**Exercise**
Your reply should reproduce each record precisely as written.
(Data to use)
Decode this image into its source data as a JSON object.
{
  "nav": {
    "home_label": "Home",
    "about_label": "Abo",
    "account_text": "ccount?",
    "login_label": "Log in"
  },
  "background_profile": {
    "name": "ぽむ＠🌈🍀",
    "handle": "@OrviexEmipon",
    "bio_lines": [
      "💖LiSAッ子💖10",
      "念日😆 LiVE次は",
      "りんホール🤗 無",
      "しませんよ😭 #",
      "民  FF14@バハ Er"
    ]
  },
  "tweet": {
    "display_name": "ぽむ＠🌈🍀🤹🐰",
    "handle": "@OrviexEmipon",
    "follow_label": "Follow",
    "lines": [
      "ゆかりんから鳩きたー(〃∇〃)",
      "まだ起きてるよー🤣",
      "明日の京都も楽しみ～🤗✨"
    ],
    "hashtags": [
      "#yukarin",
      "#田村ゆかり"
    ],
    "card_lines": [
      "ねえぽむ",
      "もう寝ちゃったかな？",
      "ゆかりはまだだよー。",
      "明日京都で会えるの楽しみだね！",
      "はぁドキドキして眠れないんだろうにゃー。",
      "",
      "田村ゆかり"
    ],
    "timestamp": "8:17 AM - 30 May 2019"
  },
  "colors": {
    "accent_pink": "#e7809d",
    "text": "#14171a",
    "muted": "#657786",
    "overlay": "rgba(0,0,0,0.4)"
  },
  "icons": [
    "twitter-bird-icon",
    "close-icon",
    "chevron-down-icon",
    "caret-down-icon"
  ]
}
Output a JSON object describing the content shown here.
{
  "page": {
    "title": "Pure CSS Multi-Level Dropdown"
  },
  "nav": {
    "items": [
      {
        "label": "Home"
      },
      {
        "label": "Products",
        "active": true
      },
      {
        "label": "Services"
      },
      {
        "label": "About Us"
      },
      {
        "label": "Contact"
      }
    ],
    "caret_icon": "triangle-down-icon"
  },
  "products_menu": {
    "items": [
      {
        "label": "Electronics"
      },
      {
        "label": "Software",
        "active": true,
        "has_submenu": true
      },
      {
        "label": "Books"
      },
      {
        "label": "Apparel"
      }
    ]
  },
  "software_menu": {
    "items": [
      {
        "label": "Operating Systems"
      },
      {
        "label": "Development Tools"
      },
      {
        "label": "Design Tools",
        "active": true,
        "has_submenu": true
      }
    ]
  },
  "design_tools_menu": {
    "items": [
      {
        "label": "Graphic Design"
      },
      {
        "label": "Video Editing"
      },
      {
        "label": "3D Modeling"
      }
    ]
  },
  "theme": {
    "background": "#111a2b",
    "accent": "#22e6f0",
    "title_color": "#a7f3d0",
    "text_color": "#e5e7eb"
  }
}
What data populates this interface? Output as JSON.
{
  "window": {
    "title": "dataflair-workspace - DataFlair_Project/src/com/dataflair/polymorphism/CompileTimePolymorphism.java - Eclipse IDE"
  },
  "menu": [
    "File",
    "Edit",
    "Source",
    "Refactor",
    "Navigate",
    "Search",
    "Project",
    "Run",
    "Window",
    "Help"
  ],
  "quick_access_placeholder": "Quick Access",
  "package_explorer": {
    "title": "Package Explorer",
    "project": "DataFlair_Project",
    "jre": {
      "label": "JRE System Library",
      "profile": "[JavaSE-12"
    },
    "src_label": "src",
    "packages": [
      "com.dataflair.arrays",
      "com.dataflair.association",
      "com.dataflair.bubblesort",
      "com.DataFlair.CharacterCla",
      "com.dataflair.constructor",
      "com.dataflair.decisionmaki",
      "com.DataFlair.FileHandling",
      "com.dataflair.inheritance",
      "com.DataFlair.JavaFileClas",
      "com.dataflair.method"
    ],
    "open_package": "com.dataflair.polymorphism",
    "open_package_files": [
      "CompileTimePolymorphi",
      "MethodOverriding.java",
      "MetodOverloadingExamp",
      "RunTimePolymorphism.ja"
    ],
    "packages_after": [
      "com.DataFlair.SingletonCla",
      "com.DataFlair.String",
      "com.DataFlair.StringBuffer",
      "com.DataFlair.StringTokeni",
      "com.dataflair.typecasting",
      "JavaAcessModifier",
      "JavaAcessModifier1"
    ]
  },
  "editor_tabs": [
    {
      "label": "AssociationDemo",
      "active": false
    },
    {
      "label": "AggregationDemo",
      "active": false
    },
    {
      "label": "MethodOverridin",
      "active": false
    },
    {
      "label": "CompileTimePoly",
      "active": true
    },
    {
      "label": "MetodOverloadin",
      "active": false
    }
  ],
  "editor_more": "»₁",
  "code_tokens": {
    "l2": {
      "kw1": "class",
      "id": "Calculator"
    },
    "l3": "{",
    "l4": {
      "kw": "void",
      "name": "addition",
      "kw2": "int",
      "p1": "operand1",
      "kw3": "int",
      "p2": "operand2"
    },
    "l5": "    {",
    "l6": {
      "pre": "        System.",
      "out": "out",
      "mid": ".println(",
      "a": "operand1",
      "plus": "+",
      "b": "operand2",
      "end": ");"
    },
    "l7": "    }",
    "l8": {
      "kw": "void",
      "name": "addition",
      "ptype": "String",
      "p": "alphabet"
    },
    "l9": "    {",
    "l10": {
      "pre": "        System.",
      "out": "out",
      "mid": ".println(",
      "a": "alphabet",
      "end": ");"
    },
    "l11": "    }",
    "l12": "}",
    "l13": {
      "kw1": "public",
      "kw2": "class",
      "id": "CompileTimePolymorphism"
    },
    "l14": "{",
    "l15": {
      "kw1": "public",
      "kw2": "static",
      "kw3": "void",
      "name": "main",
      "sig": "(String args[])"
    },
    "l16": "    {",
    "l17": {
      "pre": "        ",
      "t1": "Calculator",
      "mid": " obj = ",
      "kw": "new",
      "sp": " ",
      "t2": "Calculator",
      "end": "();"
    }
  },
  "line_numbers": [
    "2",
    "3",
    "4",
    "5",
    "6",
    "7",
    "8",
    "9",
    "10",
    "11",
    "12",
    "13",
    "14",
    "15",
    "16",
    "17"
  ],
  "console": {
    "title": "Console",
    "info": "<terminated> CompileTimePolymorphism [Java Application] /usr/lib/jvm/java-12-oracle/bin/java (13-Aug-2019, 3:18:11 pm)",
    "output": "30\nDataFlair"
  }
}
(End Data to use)
**Written answer**
Decode this image into its source data as a JSON object.
{
  "nav": {
    "home_label": "Home",
    "about_label": "Abo",
    "account_text": "ccount?",
    "login_label": "Log in"
  },
  "background_profile": {
    "name": "ぽむ＠🌈🍀",
    "handle": "@OrviexEmipon",
    "bio_lines": [
      "💖LiSAッ子💖10",
      "念日😆 LiVE次は",
      "りんホール🤗 無",
      "しませんよ😭 #",
      "民  FF14@バハ Er"
    ]
  },
  "tweet": {
    "display_name": "ぽむ＠🌈🍀🤹🐰",
    "handle": "@OrviexEmipon",
    "follow_label": "Follow",
    "lines": [
      "ゆかりんから鳩きたー(〃∇〃)",
      "まだ起きてるよー🤣",
      "明日の京都も楽しみ～🤗✨"
    ],
    "hashtags": [
      "#yukarin",
      "#田村ゆかり"
    ],
    "card_lines": [
      "ねえぽむ",
      "もう寝ちゃったかな？",
      "ゆかりはまだだよー。",
      "明日京都で会えるの楽しみだね！",
      "はぁドキドキして眠れないんだろうにゃー。",
      "",
      "田村ゆかり"
    ],
    "timestamp": "8:17 AM - 30 May 2019"
  },
  "colors": {
    "accent_pink": "#e7809d",
    "text": "#14171a",
    "muted": "#657786",
    "overlay": "rgba(0,0,0,0.4)"
  },
  "icons": [
    "twitter-bird-icon",
    "close-icon",
    "chevron-down-icon",
    "caret-down-icon"
  ]
}
Output a JSON object describing the content shown here.
{
  "page": {
    "title": "Pure CSS Multi-Level Dropdown"
  },
  "nav": {
    "items": [
      {
        "label": "Home"
      },
      {
        "label": "Products",
        "active": true
      },
      {
        "label": "Services"
      },
      {
        "label": "About Us"
      },
      {
        "label": "Contact"
      }
    ],
    "caret_icon": "triangle-down-icon"
  },
  "products_menu": {
    "items": [
      {
        "label": "Electronics"
      },
      {
        "label": "Software",
        "active": true,
        "has_submenu": true
      },
      {
        "label": "Books"
      },
      {
        "label": "Apparel"
      }
    ]
  },
  "software_menu": {
    "items": [
      {
        "label": "Operating Systems"
      },
      {
        "label": "Development Tools"
      },
      {
        "label": "Design Tools",
        "active": true,
        "has_submenu": true
      }
    ]
  },
  "design_tools_menu": {
    "items": [
      {
        "label": "Graphic Design"
      },
      {
        "label": "Video Editing"
      },
      {
        "label": "3D Modeling"
      }
    ]
  },
  "theme": {
    "background": "#111a2b",
    "accent": "#22e6f0",
    "title_color": "#a7f3d0",
    "text_color": "#e5e7eb"
  }
}
What data populates this interface? Output as JSON.
{
  "window": {
    "title": "dataflair-workspace - DataFlair_Project/src/com/dataflair/polymorphism/CompileTimePolymorphism.java - Eclipse IDE"
  },
  "menu": [
    "File",
    "Edit",
    "Source",
    "Refactor",
    "Navigate",
    "Search",
    "Project",
    "Run",
    "Window",
    "Help"
  ],
  "quick_access_placeholder": "Quick Access",
  "package_explorer": {
    "title": "Package Explorer",
    "project": "DataFlair_Project",
    "jre": {
      "label": "JRE System Library",
      "profile": "[JavaSE-12"
    },
    "src_label": "src",
    "packages": [
      "com.dataflair.arrays",
      "com.dataflair.association",
      "com.dataflair.bubblesort",
      "com.DataFlair.CharacterCla",
      "com.dataflair.constructor",
      "com.dataflair.decisionmaki",
      "com.DataFlair.FileHandling",
      "com.dataflair.inheritance",
      "com.DataFlair.JavaFileClas",
      "com.dataflair.method"
    ],
    "open_package": "com.dataflair.polymorphism",
    "open_package_files": [
      "CompileTimePolymorphi",
      "MethodOverriding.java",
      "MetodOverloadingExamp",
      "RunTimePolymorphism.ja"
    ],
    "packages_after": [
      "com.DataFlair.SingletonCla",
      "com.DataFlair.String",
      "com.DataFlair.StringBuffer",
      "com.DataFlair.StringTokeni",
      "com.dataflair.typecasting",
      "JavaAcessModifier",
      "JavaAcessModifier1"
    ]
  },
  "editor_tabs": [
    {
      "label": "AssociationDemo",
      "active": false
    },
    {
      "label": "AggregationDemo",
      "active": false
    },
    {
      "label": "MethodOverridin",
      "active": false
    },
    {
      "label": "CompileTimePoly",
      "active": true
    },
    {
      "label": "MetodOverloadin",
      "active": false
    }
  ],
  "editor_more": "»₁",
  "code_tokens": {
    "l2": {
      "kw1": "class",
      "id": "Calculator"
    },
    "l3": "{",
    "l4": {
      "kw": "void",
      "name": "addition",
      "kw2": "int",
      "p1": "operand1",
      "kw3": "int",
      "p2": "operand2"
    },
    "l5": "    {",
    "l6": {
      "pre": "        System.",
      "out": "out",
      "mid": ".println(",
      "a": "operand1",
      "plus": "+",
      "b": "operand2",
      "end": ");"
    },
    "l7": "    }",
    "l8": {
      "kw": "void",
      "name": "addition",
      "ptype": "String",
      "p": "alphabet"
    },
    "l9": "    {",
    "l10": {
      "pre": "        System.",
      "out": "out",
      "mid": ".println(",
      "a": "alphabet",
      "end": ");"
    },
    "l11": "    }",
    "l12": "}",
    "l13": {
      "kw1": "public",
      "kw2": "class",
      "id": "CompileTimePolymorphism"
    },
    "l14": "{",
    "l15": {
      "kw1": "public",
      "kw2": "static",
      "kw3": "void",
      "name": "main",
      "sig": "(String args[])"
    },
    "l16": "    {",
    "l17": {
      "pre": "        ",
      "t1": "Calculator",
      "mid": " obj = ",
      "kw": "new",
      "sp": " ",
      "t2": "Calculator",
      "end": "();"
    }
  },
  "line_numbers": [
    "2",
    "3",
    "4",
    "5",
    "6",
    "7",
    "8",
    "9",
    "10",
    "11",
    "12",
    "13",
    "14",
    "15",
    "16",
    "17"
  ],
  "console": {
    "title": "Console",
    "info": "<terminated> CompileTimePolymorphism [Java Application] /usr/lib/jvm/java-12-oracle/bin/java (13-Aug-2019, 3:18:11 pm)",
    "output": "30\nDataFlair"
  }
}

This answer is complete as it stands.